• Record excerpts

_ _ _ _

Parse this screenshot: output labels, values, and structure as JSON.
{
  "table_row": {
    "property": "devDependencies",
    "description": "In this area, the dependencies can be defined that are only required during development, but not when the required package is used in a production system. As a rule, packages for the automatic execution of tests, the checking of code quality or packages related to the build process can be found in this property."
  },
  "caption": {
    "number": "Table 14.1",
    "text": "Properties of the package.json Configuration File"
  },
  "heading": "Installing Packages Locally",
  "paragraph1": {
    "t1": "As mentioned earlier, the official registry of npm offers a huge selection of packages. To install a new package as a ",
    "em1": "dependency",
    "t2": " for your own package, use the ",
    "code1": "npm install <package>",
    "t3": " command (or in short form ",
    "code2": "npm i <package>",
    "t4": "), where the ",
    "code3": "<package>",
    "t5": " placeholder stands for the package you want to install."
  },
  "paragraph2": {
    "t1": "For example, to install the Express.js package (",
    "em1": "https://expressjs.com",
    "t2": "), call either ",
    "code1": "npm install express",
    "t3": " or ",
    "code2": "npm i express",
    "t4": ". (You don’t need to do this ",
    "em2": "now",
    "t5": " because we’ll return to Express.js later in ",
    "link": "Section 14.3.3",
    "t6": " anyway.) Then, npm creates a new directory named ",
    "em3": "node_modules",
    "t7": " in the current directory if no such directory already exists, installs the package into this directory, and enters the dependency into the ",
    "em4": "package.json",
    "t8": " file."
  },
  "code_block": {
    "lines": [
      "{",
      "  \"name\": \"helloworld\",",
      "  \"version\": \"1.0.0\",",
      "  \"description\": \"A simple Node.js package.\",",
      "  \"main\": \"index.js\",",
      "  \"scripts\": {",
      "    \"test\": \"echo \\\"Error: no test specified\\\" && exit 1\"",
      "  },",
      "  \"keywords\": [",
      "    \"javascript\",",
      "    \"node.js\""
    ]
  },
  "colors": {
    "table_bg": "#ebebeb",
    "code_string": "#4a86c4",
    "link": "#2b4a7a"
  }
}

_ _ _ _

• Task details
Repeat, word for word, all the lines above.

• Problem solution
Parse this screenshot: output labels, values, and structure as JSON.
{
  "table_row": {
    "property": "devDependencies",
    "description": "In this area, the dependencies can be defined that are only required during development, but not when the required package is used in a production system. As a rule, packages for the automatic execution of tests, the checking of code quality or packages related to the build process can be found in this property."
  },
  "caption": {
    "number": "Table 14.1",
    "text": "Properties of the package.json Configuration File"
  },
  "heading": "Installing Packages Locally",
  "paragraph1": {
    "t1": "As mentioned earlier, the official registry of npm offers a huge selection of packages. To install a new package as a ",
    "em1": "dependency",
    "t2": " for your own package, use the ",
    "code1": "npm install <package>",
    "t3": " command (or in short form ",
    "code2": "npm i <package>",
    "t4": "), where the ",
    "code3": "<package>",
    "t5": " placeholder stands for the package you want to install."
  },
  "paragraph2": {
    "t1": "For example, to install the Express.js package (",
    "em1": "https://expressjs.com",
    "t2": "), call either ",
    "code1": "npm install express",
    "t3": " or ",
    "code2": "npm i express",
    "t4": ". (You don’t need to do this ",
    "em2": "now",
    "t5": " because we’ll return to Express.js later in ",
    "link": "Section 14.3.3",
    "t6": " anyway.) Then, npm creates a new directory named ",
    "em3": "node_modules",
    "t7": " in the current directory if no such directory already exists, installs the package into this directory, and enters the dependency into the ",
    "em4": "package.json",
    "t8": " file."
  },
  "code_block": {
    "lines": [
      "{",
      "  \"name\": \"helloworld\",",
      "  \"version\": \"1.0.0\",",
      "  \"description\": \"A simple Node.js package.\",",
      "  \"main\": \"index.js\",",
      "  \"scripts\": {",
      "    \"test\": \"echo \\\"Error: no test specified\\\" && exit 1\"",
      "  },",
      "  \"keywords\": [",
      "    \"javascript\",",
      "    \"node.js\""
    ]
  },
  "colors": {
    "table_bg": "#ebebeb",
    "code_string": "#4a86c4",
    "link": "#2b4a7a"
  }
}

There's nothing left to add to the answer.